By this standard, the citizens’ rights to express themselves will fall under the jurisdiction of the state. While the European governments have been tame regarding their enforcement of speech and expression, in June 2017, a series of 36 police raids over accusations of social media hate in Berlin has raised both perceived public safety and paranoia. According to an article by The New York Times, the social media users are subject to a range of punishments for posting illegal material, including a prison sentence of up to five years for inciting racial hatred under German law. In 2015, France’s highest court ruled that a group of pro-Palestinian activists violated the restrictions against hate speech by wearing T-shirts portraying messages in advocating of boycotting Israel, “Long live Palestine, boycott Israel.” The activists then faced a fine of up to $50,000 or imprisonment for provoking discrimination, hatred or violence toward a person or group of people on grounds of their origin, their belonging or their not belonging to an ethnic group, a nation, a race or a certain religion, reported The Forward, a Jewish-American news outlet. The ban against hate speech is a powerful option to maintain peace and public order but such control in the hand of the state could bring about a slippery slope unto media suppression, chilling effect, and power abuse.
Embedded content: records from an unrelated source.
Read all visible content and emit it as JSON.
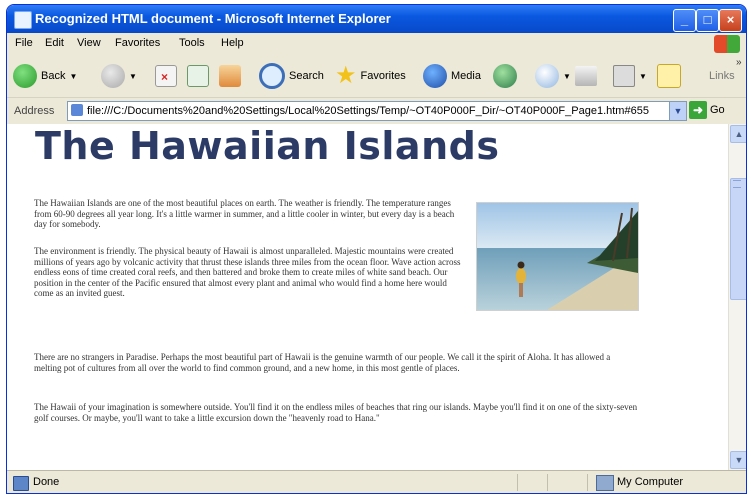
{
  "window": {
    "title": "Recognized HTML document - Microsoft Internet Explorer"
  },
  "menu": [
    "File",
    "Edit",
    "View",
    "Favorites",
    "Tools",
    "Help"
  ],
  "toolbar": {
    "back_label": "Back",
    "search_label": "Search",
    "favorites_label": "Favorites",
    "media_label": "Media",
    "links_label": "Links"
  },
  "address": {
    "label": "Address",
    "url": "file:///C:/Documents%20and%20Settings/Local%20Settings/Temp/~OT40P000F_Dir/~OT40P000F_Page1.htm#655",
    "go_label": "Go"
  },
  "page": {
    "heading": "The Hawaiian Islands",
    "paragraphs": [
      "The Hawaiian Islands are one of the most beautiful places on earth. The weather is friendly. The temperature ranges from 60-90 degrees all year long. It's a little warmer in summer, and a little cooler in winter, but every day is a beach day for somebody.",
      "The environment is friendly. The physical beauty of Hawaii is almost unparalleled. Majestic mountains were created millions of years ago by volcanic activity that thrust these islands three miles from the ocean floor. Wave action across endless eons of time created coral reefs, and then battered and broke them to create miles of white sand beach. Our position in the center of the Pacific ensured that almost every plant and animal who would find a home here would come as an invited guest.",
      "There are no strangers in Paradise. Perhaps the most beautiful part of Hawaii is the genuine warmth of our people. We call it the spirit of Aloha. It has allowed a melting pot of cultures from all over the world to find common ground, and a new home, in this most gentle of places.",
      "The Hawaii of your imagination is somewhere outside. You'll find it on the endless miles of beaches that ring our islands. Maybe you'll find it on one of the sixty-seven golf courses. Or maybe, you'll want to take a little excursion down the \"heavenly road to Hana.\""
    ]
  },
  "status": {
    "text": "Done",
    "zone": "My Computer"
  },
  "colors": {
    "title_bar": "#0a58e0",
    "heading": "#2b3b66",
    "chrome": "#ece9d8"
  }
}
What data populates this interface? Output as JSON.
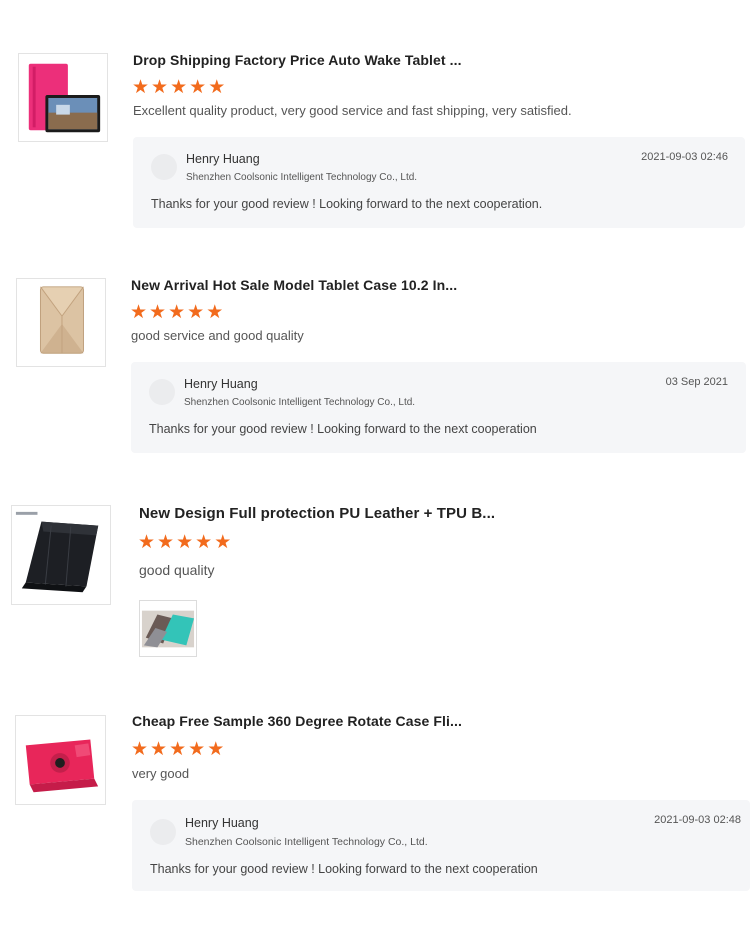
{
  "reviews": [
    {
      "product_title": "Drop Shipping Factory Price Auto Wake Tablet ...",
      "rating": 5,
      "comment": "Excellent quality product, very good service and fast shipping, very satisfied.",
      "reply": {
        "author": "Henry Huang",
        "company": "Shenzhen Coolsonic Intelligent Technology Co., Ltd.",
        "date": "2021-09-03 02:46",
        "text": "Thanks for your good review ! Looking forward to the next cooperation."
      }
    },
    {
      "product_title": "New Arrival Hot Sale Model Tablet Case 10.2 In...",
      "rating": 5,
      "comment": "good service and good quality",
      "reply": {
        "author": "Henry Huang",
        "company": "Shenzhen Coolsonic Intelligent Technology Co., Ltd.",
        "date": "03 Sep 2021",
        "text": "Thanks for your good review !  Looking forward to the next cooperation"
      }
    },
    {
      "product_title": "New Design Full protection PU Leather + TPU B...",
      "rating": 5,
      "comment": "good quality"
    },
    {
      "product_title": "Cheap Free Sample 360 Degree Rotate Case Fli...",
      "rating": 5,
      "comment": "very good",
      "reply": {
        "author": "Henry Huang",
        "company": "Shenzhen Coolsonic Intelligent Technology Co., Ltd.",
        "date": "2021-09-03 02:48",
        "text": "Thanks for your good review ! Looking forward to the next cooperation"
      }
    }
  ],
  "icons": {
    "star": "★",
    "star_color": "#f26b1d"
  }
}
Despite how the odds are undeniably slim for the supporters of legal crackdowns on hate speech in the United States, there are ways to combat the terrible side of free speech without the European rulebook. Fortunately, the most egregious and harmful forms of hateful speech such as threats and incitement to violence are already regulated as unlawful “fighting words” or a form of a breach of peace which is considered unconstitutional and unprotected by the first amendment under the Chaplinsky v. New Hampshire ruling. It was based on the idea that such language did nothing to further public discourse, and instead inflicted harm on people. Thus, what’s left propping up the hate groups’ rhetoric are arguments and hopefully civil discourses and that’s where the citizens must take up their signs, speakers, social media pages and websites, and exercise their own part of free speech.

“The central principle of the First Amendment — and of academic freedom — is that all ideas and views can be expressed. Sometimes they are ideas and views that we might consider noble, that advance equality. Sometimes they might be ideas that we abhor. But there is no way to empower a government or campus administration to restrict speech without allowing for the possibility that tomorrow, it will be our speech that is restricted,” said Erwin Chemerinsky, an author of the book, “Free Speech on Campus” in an interview with The New York Times.

Under the laws of the United States, public expressions are merely mediated. The outcome or the content they produce are a matter of the people who will have to strike a balance between a society that champions freedom of speech and a society which leave its members vulnerable to discrimination and intimidation. Therefore, it is highly important to inform and educate the mass of said responsibility to their fellow citizens, and the fact that the American freedom of speech is by no means an armory of the likes of the Charlottesville far-right groups but an encouragement for everyone to speak out and march against hate. On May 13, 2017, white nationalist Richard Spencer led the ‘Take-Back Lee Park’ rally, a protest in Charlottesville against the city’s plans to remove the statue of Lee. The event involved protesters holding torches near the statue. That same night, a candlelight counter-protest took place. On the 8th of July, a Ku Klux Klan rally was held in Charlottesville under the same goal but only 50 Klan members showed up as opposed to approximately 1,000 counter-protesters. The Unite the Right rally was largely countered by both the locals and anti-racism organizations and while hate speech will never be completely eradicated from the United States or anywhere else in the world, the people will always be there, using speech to create a better society.




Beans juice enthusiast and feline management expert. Currently in Bangkok, Thailand. My opinions are my own.